The art of Christopher David White seems like it could be found decaying in the forest at the end of your street. However, the gnarled wood, patina copper, rusting metal is all meticulously worked ceramic. White’s work is at once quietly peaceful and playful dealing out a subtle surrealism. He offers curious find on objects that would normally be passed over. Regarding his ultra-realistic style and themes of deterioration, White explains:
“Through the use of trompe l’oeil, we look closer; we rediscover the amazement, joy, and tranquility that come from our environment…Neither good nor bad, decay is simply a natural process of our world that at times can produce deeply moving and beautiful effects.”
Rebecca Manson sent me a text message not too long ago with an image of a unicycle she had just sculpted and an accompanying message that read, “Here’s a sneak peek, his name is Peter.” It was adorable and part of an exhibit she had created at CSULB. But then moments later my phone rang, “Daniel” she said in horror, “the main sculpture in my exhibit just broke.”
Barnaby Barford is a British artist who works primarily with ceramics to create unique narrative pieces. He works with both mass-market and antique found porcelain figurines, cutting up and exchanging elements or adding to them and repainting them, to create sculptures which are often sinister and sardonic but invariably humorous. With irony, he draws a portrait of our contemporary lives.

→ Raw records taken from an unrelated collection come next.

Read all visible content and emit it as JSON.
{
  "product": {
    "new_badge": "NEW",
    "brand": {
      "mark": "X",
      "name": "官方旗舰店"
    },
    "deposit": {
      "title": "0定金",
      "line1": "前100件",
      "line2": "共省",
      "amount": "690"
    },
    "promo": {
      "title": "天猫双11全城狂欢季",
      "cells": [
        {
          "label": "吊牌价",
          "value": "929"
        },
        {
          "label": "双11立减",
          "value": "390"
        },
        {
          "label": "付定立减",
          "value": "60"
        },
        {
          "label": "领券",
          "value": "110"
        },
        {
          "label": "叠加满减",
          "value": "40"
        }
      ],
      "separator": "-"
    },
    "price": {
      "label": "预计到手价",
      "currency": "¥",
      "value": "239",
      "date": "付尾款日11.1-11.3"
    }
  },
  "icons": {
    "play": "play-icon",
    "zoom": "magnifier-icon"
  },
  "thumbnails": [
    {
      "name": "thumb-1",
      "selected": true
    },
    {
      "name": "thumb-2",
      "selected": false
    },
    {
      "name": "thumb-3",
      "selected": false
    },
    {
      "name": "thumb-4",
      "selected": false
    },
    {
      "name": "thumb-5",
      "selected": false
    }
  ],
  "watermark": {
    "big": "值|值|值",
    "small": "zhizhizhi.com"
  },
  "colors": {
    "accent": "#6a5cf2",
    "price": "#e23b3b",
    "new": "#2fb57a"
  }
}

In Barford’s world a kitsch figure of a 19th century peasant boy becomes a 20th century teenage thug in a hoodie; cute little girls roast adorable lambs on a spit; a rosy cheeked boy beats and cracks humpty dumpty into hundreds of pieces. Through his unique works, Barford explores all aspects of our society. Following in the tradition of Hogarth, Chaucer, Dickens and Shakespeare; with a dark sense of English humor and satire, Barford’s work explores and celebrates the human condition.
Working with only “earth, fire and emotions,” Kathy Ruttenberg’s fairytale-like ceramic sculptures create a world that is immediately captivating, but the viewer might be surprised by what’s down the rabbit hole. Her violent and devastating visions are disturbingly peaceful, idyllic and sustainable. Erasing the boundary of the metaphorical and the literal, Ruttenberg’s world is filled with lush foliage, woodland creatures and puzzling, slightly grim yet open-ended reveries of gender relations. Men are always portrayed as animals in gentlemen’s clothing, and women are always well-groomed and dressed in rounded skirts. On one hand, men are literally animal-like savages, but at the same time they are native creatures of the woodlands and the earth itself, whereas the female figures are the outsiders, if not intruders. It is hard to tell if they are men masquerading as animals, or vice versa. Death, in works such as “The Moment After”, is the stark aftermath of failed love, but also an opportunity to blossom imaginatively and become one with earth.
See Kathy’s work in person in NYC at STUX gallery on view now until May 5th.